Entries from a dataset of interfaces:
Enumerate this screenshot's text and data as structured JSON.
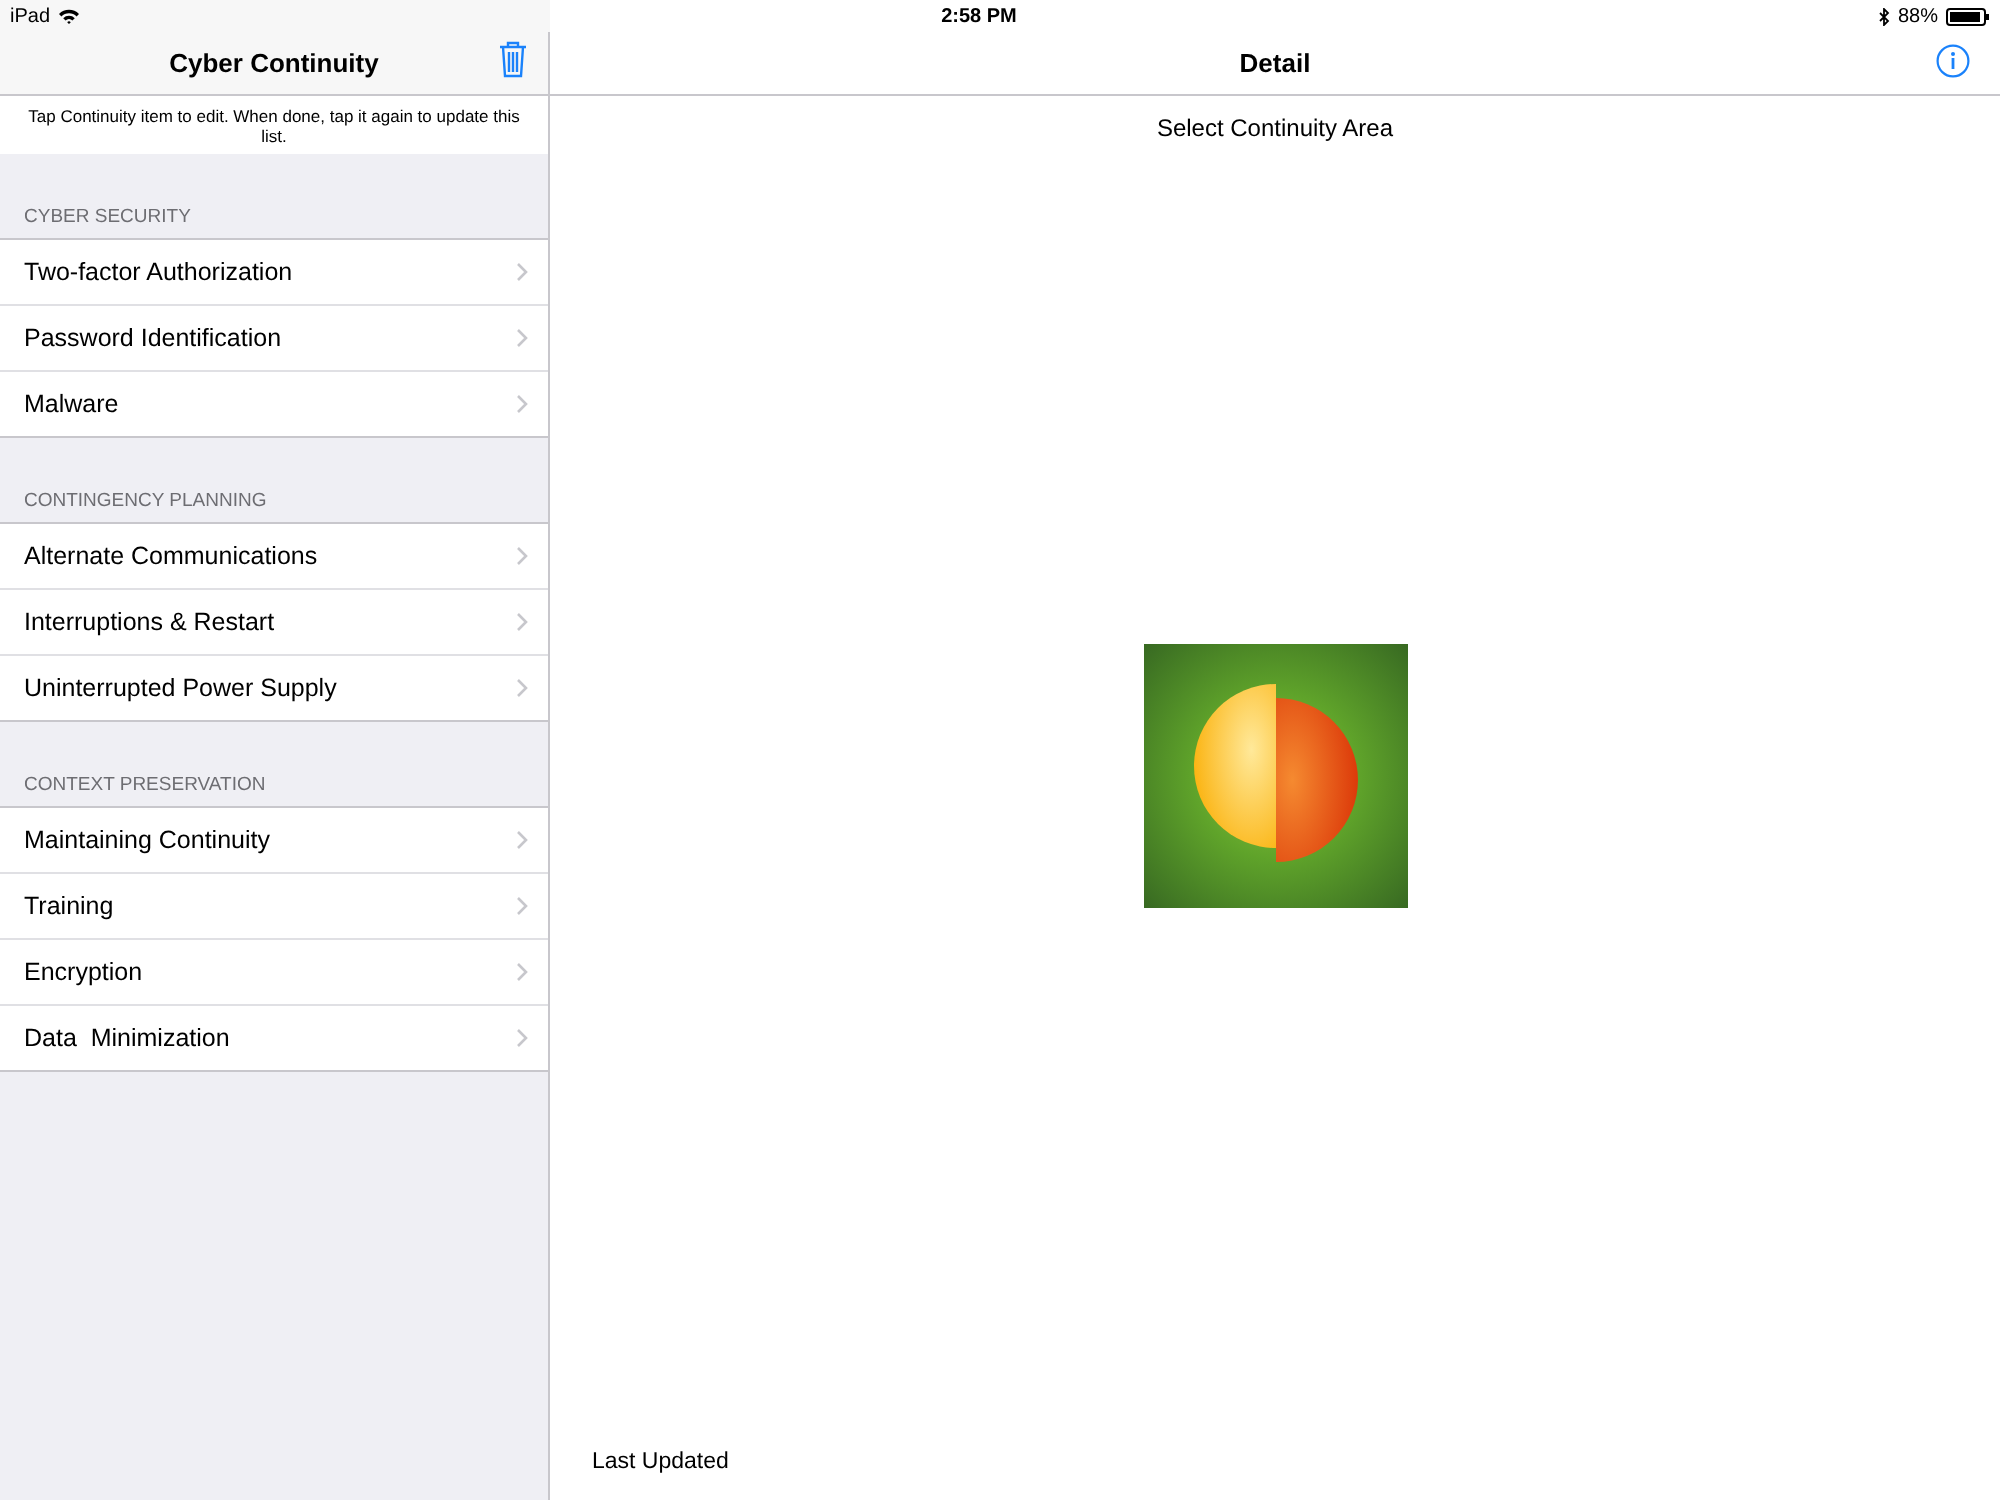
{
  "status_bar": {
    "device": "iPad",
    "time": "2:58 PM",
    "battery": "88%"
  },
  "master": {
    "title": "Cyber Continuity",
    "hint": "Tap Continuity item to edit. When done, tap it again to update this list.",
    "sections": [
      {
        "header": "CYBER SECURITY",
        "items": [
          "Two-factor Authorization",
          "Password Identification",
          "Malware"
        ]
      },
      {
        "header": "CONTINGENCY PLANNING",
        "items": [
          "Alternate Communications",
          "Interruptions & Restart",
          "Uninterrupted Power Supply"
        ]
      },
      {
        "header": "CONTEXT PRESERVATION",
        "items": [
          "Maintaining Continuity",
          "Training",
          "Encryption",
          "Data  Minimization"
        ]
      }
    ]
  },
  "detail": {
    "title": "Detail",
    "prompt": "Select Continuity Area",
    "footer": "Last Updated"
  }
}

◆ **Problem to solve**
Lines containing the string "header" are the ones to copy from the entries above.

◆ **Answer space**
        "header": "CYBER SECURITY",
        "header": "CONTINGENCY PLANNING",
        "header": "CONTEXT PRESERVATION",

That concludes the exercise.